A former executive at NASDAQ has pleaded guilty to insider trading, allegedly using his wife's online brokerage account on his work computer.
Donald Johnson, 56, had access to pre-release data including earnings and product launches, in his capacity as managing director on the stock exchange's market intelligence desk. He had pleaded guilty to making $640,000 (£390,000) in illegal gains from the information.
U.S. authorities had alleged that Johnson logged onto his work computer, then used his wife's online brokerage account in order to trade stocks on insider information. They claim he did so eight times from 2006 to 2009, before he retired.

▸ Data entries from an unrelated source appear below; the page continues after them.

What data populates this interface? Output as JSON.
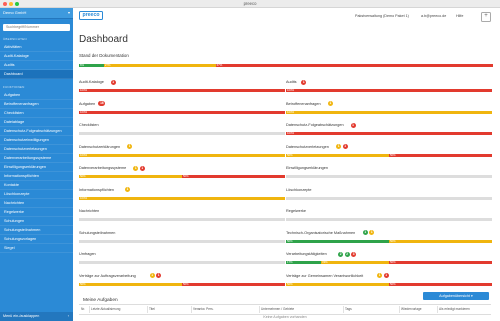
{
  "window": {
    "title": "preeco"
  },
  "sidebar": {
    "org": "Demo GmbH",
    "search_placeholder": "Suchbegriff/Nummer",
    "section1": "Übersichten",
    "items1": [
      "Aktivitäten",
      "Audit-Kataloge",
      "Audits",
      "Dashboard"
    ],
    "section2": "Funktionen",
    "items2": [
      "Aufgaben",
      "Betroffenenanfragen",
      "Checklisten",
      "Dateiablage",
      "Datenschutz-Folgeabschätzungen",
      "Datenschutzeinwilligungen",
      "Datenschutzverletzungen",
      "Datenverarbeitungssysteme",
      "Einwilligungserklärungen",
      "Informationspflichten",
      "Kontakte",
      "Löschkonzepte",
      "Nachrichten",
      "Regelwerke",
      "Schulungen",
      "Schulungsteilnahmen",
      "Schulungsvorlagen",
      "Siegel"
    ],
    "active": "Dashboard",
    "footer": "Menü ein-/ausklappen"
  },
  "header": {
    "logo": "preeco",
    "org": "Pakstverwaltung (Demo Paket 1)",
    "user": "a.b@preeco.de",
    "lang": "Hilfe",
    "plus": "+"
  },
  "page": {
    "title": "Dashboard"
  },
  "overall": {
    "title": "Stand der Dokumentation",
    "segments": [
      {
        "pct": 6,
        "label": "6%",
        "color": "#2fa34a"
      },
      {
        "pct": 27,
        "label": "27%",
        "color": "#f0b50f"
      },
      {
        "pct": 67,
        "label": "67%",
        "color": "#e23a2e"
      }
    ]
  },
  "colors": {
    "red": "#e23a2e",
    "yellow": "#f0b50f",
    "green": "#2fa34a",
    "gray": "#d9d9d9",
    "accent": "#2b8ad6"
  },
  "categories_left": [
    {
      "name": "Audit-Kataloge",
      "badges": [
        {
          "c": "red",
          "t": "1"
        }
      ],
      "segments": [
        {
          "pct": 100,
          "label": "100%",
          "color": "#e23a2e"
        }
      ]
    },
    {
      "name": "Aufgaben",
      "badges": [
        {
          "c": "red",
          "t": "16"
        }
      ],
      "segments": [
        {
          "pct": 100,
          "label": "100%",
          "color": "#e23a2e"
        }
      ]
    },
    {
      "name": "Checklisten",
      "badges": [],
      "segments": []
    },
    {
      "name": "Datenschutzerklärungen",
      "badges": [
        {
          "c": "yellow",
          "t": "1"
        }
      ],
      "segments": [
        {
          "pct": 100,
          "label": "100%",
          "color": "#f0b50f"
        }
      ]
    },
    {
      "name": "Datenverarbeitungssysteme",
      "badges": [
        {
          "c": "yellow",
          "t": "1"
        },
        {
          "c": "red",
          "t": "1"
        }
      ],
      "segments": [
        {
          "pct": 50,
          "label": "50%",
          "color": "#f0b50f"
        },
        {
          "pct": 50,
          "label": "50%",
          "color": "#e23a2e"
        }
      ]
    },
    {
      "name": "Informationspflichten",
      "badges": [
        {
          "c": "yellow",
          "t": "1"
        }
      ],
      "segments": [
        {
          "pct": 100,
          "label": "100%",
          "color": "#f0b50f"
        }
      ]
    },
    {
      "name": "Nachrichten",
      "badges": [],
      "segments": []
    },
    {
      "name": "Schulungsteilnahmen",
      "badges": [],
      "segments": []
    },
    {
      "name": "Umfragen",
      "badges": [],
      "segments": []
    },
    {
      "name": "Verträge zur Auftragsverarbeitung",
      "badges": [
        {
          "c": "yellow",
          "t": "1"
        },
        {
          "c": "red",
          "t": "1"
        }
      ],
      "segments": [
        {
          "pct": 50,
          "label": "50%",
          "color": "#f0b50f"
        },
        {
          "pct": 50,
          "label": "50%",
          "color": "#e23a2e"
        }
      ]
    }
  ],
  "categories_right": [
    {
      "name": "Audits",
      "badges": [
        {
          "c": "red",
          "t": "1"
        }
      ],
      "segments": [
        {
          "pct": 100,
          "label": "100%",
          "color": "#e23a2e"
        }
      ]
    },
    {
      "name": "Betroffenenanfragen",
      "badges": [
        {
          "c": "yellow",
          "t": "1"
        }
      ],
      "segments": [
        {
          "pct": 100,
          "label": "100%",
          "color": "#f0b50f"
        }
      ]
    },
    {
      "name": "Datenschutz-Folgeabschätzungen",
      "badges": [
        {
          "c": "red",
          "t": "1"
        }
      ],
      "segments": [
        {
          "pct": 100,
          "label": "100%",
          "color": "#e23a2e"
        }
      ]
    },
    {
      "name": "Datenschutzverletzungen",
      "badges": [
        {
          "c": "yellow",
          "t": "1"
        },
        {
          "c": "red",
          "t": "1"
        }
      ],
      "segments": [
        {
          "pct": 50,
          "label": "50%",
          "color": "#f0b50f"
        },
        {
          "pct": 50,
          "label": "50%",
          "color": "#e23a2e"
        }
      ]
    },
    {
      "name": "Einwilligungserklärungen",
      "badges": [],
      "segments": []
    },
    {
      "name": "Löschkonzepte",
      "badges": [],
      "segments": []
    },
    {
      "name": "Regelwerke",
      "badges": [],
      "segments": []
    },
    {
      "name": "Technisch-Organisatorische Maßnahmen",
      "badges": [
        {
          "c": "green",
          "t": "1"
        },
        {
          "c": "yellow",
          "t": "1"
        }
      ],
      "segments": [
        {
          "pct": 50,
          "label": "50%",
          "color": "#2fa34a"
        },
        {
          "pct": 50,
          "label": "50%",
          "color": "#f0b50f"
        }
      ]
    },
    {
      "name": "Verarbeitungstätigkeiten",
      "badges": [
        {
          "c": "green",
          "t": "2"
        },
        {
          "c": "green",
          "t": "2"
        },
        {
          "c": "red",
          "t": "3"
        }
      ],
      "segments": [
        {
          "pct": 17,
          "label": "17%",
          "color": "#2fa34a"
        },
        {
          "pct": 33,
          "label": "33%",
          "color": "#f0b50f"
        },
        {
          "pct": 50,
          "label": "50%",
          "color": "#e23a2e"
        }
      ]
    },
    {
      "name": "Verträge zur Gemeinsamen Verantwortlichkeit",
      "badges": [
        {
          "c": "yellow",
          "t": "1"
        },
        {
          "c": "red",
          "t": "1"
        }
      ],
      "segments": [
        {
          "pct": 50,
          "label": "50%",
          "color": "#f0b50f"
        },
        {
          "pct": 50,
          "label": "50%",
          "color": "#e23a2e"
        }
      ]
    }
  ],
  "tasks": {
    "title": "Meine Aufgaben",
    "button": "Aufgabenübersicht ▾",
    "columns": [
      "Nr.",
      "Letzte Aktualisierung",
      "Titel",
      "Verantw. Pers.",
      "Unternehmen / Gebiete",
      "Tags",
      "Wiedervorlage",
      "Als erledigt markieren"
    ],
    "empty": "Keine Aufgaben vorhanden"
  }
}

"Don Johnson used sensitive, confidential information as an executive at NASDAQ to pad his retirement by more than $600,000," said US attorney Neil McBride. "He thought he could get away with it by using his wife's account and inside information to make relatively small trades just a few times a year. But he learned what every other trader on Wall Street must now realise: We're watching."
Johnson had also violated NASDAQ company policy by failing to inform the exchange of his wife's trading account, the DoJ said.
He will be sentenced on 12 August. The Securities and Exchange Commission has also filed a civil suit.
This story, "Former NASDAQ Exec Used Wife's Online Account for Insider Trading" was originally published by Computerworld UK.